## About this task
Below are records; repeat them all exactly.

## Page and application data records

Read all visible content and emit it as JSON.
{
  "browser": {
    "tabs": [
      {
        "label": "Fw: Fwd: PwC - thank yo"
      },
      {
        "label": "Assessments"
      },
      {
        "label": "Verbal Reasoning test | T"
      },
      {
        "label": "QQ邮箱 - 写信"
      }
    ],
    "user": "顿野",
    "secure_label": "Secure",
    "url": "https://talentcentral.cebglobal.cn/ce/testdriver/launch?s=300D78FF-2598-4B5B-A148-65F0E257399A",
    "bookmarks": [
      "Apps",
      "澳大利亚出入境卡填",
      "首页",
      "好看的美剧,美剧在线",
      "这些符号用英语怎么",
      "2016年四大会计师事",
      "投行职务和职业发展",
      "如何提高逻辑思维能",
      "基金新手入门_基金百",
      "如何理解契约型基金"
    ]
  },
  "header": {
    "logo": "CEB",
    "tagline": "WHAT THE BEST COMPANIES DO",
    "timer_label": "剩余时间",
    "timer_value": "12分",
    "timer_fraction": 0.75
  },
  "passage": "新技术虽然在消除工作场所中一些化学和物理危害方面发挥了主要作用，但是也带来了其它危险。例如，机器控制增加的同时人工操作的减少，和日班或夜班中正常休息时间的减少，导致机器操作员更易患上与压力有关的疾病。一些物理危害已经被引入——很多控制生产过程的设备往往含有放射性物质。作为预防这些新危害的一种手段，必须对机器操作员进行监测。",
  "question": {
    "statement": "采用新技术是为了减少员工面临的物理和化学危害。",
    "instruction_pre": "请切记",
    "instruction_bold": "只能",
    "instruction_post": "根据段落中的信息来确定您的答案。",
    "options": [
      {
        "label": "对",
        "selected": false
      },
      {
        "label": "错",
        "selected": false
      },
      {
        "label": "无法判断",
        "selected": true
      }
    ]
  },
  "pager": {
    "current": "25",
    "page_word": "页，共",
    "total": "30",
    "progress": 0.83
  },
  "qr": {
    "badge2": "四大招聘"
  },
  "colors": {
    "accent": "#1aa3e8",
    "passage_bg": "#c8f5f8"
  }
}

## Answer section
Read all visible content and emit it as JSON.
{
  "browser": {
    "tabs": [
      {
        "label": "Fw: Fwd: PwC - thank yo"
      },
      {
        "label": "Assessments"
      },
      {
        "label": "Verbal Reasoning test | T"
      },
      {
        "label": "QQ邮箱 - 写信"
      }
    ],
    "user": "顿野",
    "secure_label": "Secure",
    "url": "https://talentcentral.cebglobal.cn/ce/testdriver/launch?s=300D78FF-2598-4B5B-A148-65F0E257399A",
    "bookmarks": [
      "Apps",
      "澳大利亚出入境卡填",
      "首页",
      "好看的美剧,美剧在线",
      "这些符号用英语怎么",
      "2016年四大会计师事",
      "投行职务和职业发展",
      "如何提高逻辑思维能",
      "基金新手入门_基金百",
      "如何理解契约型基金"
    ]
  },
  "header": {
    "logo": "CEB",
    "tagline": "WHAT THE BEST COMPANIES DO",
    "timer_label": "剩余时间",
    "timer_value": "12分",
    "timer_fraction": 0.75
  },
  "passage": "新技术虽然在消除工作场所中一些化学和物理危害方面发挥了主要作用，但是也带来了其它危险。例如，机器控制增加的同时人工操作的减少，和日班或夜班中正常休息时间的减少，导致机器操作员更易患上与压力有关的疾病。一些物理危害已经被引入——很多控制生产过程的设备往往含有放射性物质。作为预防这些新危害的一种手段，必须对机器操作员进行监测。",
  "question": {
    "statement": "采用新技术是为了减少员工面临的物理和化学危害。",
    "instruction_pre": "请切记",
    "instruction_bold": "只能",
    "instruction_post": "根据段落中的信息来确定您的答案。",
    "options": [
      {
        "label": "对",
        "selected": false
      },
      {
        "label": "错",
        "selected": false
      },
      {
        "label": "无法判断",
        "selected": true
      }
    ]
  },
  "pager": {
    "current": "25",
    "page_word": "页，共",
    "total": "30",
    "progress": 0.83
  },
  "qr": {
    "badge2": "四大招聘"
  },
  "colors": {
    "accent": "#1aa3e8",
    "passage_bg": "#c8f5f8"
  }
}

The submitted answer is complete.